William Kentridge, Shadow Procession, 1999

"Shadow Procession works with the simple idea of cut and hinged paper figures moving across a back-lit surface to the jaunty soundtrack of What a friend we have in Jesus. But this is a procession that asks its participants to carry their possessions and to walk whether they are young, old, sick or lame. As figures move across the screen, head down reading the bible or newspapers, they walk with obedience and passivity. The ominous feeling that all is not as it seems quickens as the figures become weighed down by their ever increasing burdens, until they are not just carrying luggage:, but one is seen carrying a grand piano, another an entire city. Shadows from shadow puppets add to the sense of chaos and mass expulsion, while also reminding us of the presence of the puppeteer’s presence."
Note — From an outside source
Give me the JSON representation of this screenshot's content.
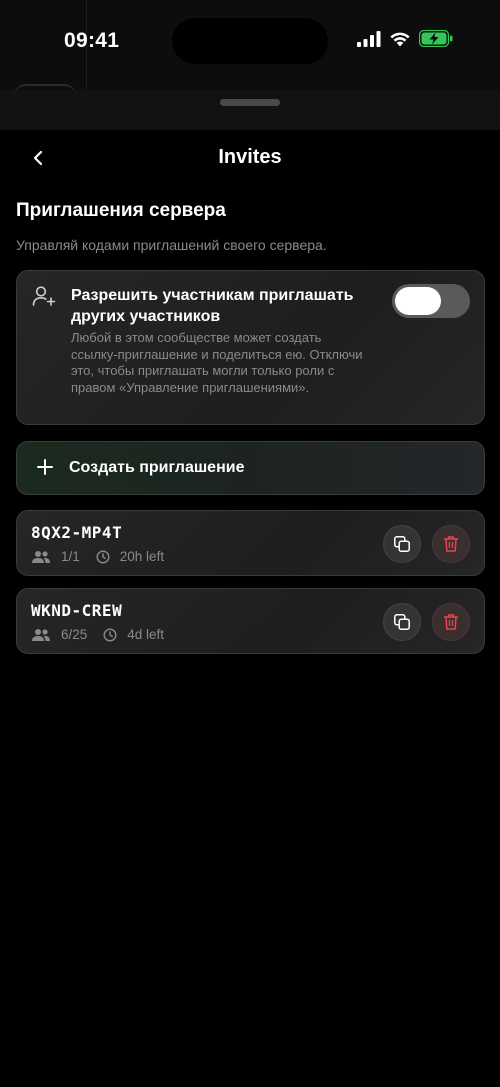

-- Jess Kenny, "William Kentridge: The Impossible is What Happens All the Time"

Walking Objects by Marco Rountree Cruz, 2011

Marco Rountree Cruz (b.1982) is from Mexico City. This excerpt is from an interview that happened after he made his installation at Art Exchange, University of Essex during his stay in England in November 2011.

Zanna Gilbert: You’ve just finished your installation for the exhibition Margins: Walking Between Worlds at Art Exchange. Can you tell me about the idea you had for the work?

Marco Rountree Cruz: It is hard to explain. All my life I have enjoyed walking, it is a very important part of my life actually. Since I was really young I collected trash from the streets and gave importance to the trash, not in a melancholic way, but a sweet feeling, about how an object is just left there on the street. Well, I live in a city, right and it is about how you can give importance to objects by taking them home and treating them like a decoration. When I came and saw the Tacita Dean and Aztec display, and the book there talking about mystic and shamanic stuff, I came with the idea of doing a mystic and shamanic necklace. Usually people hang special things and objects relating to religion on their necklaces. It has this spiritual context, but it is also an issue with fashion and aesthetics, which I really enjoy. I really like conceptual art but I also love decoration. It is funny the necklace thing because I’m also a huge fan of hip hop, remember Flavor Flav, that rapper from Public Enemy who used to hang huge objects like watches, from his necklaces?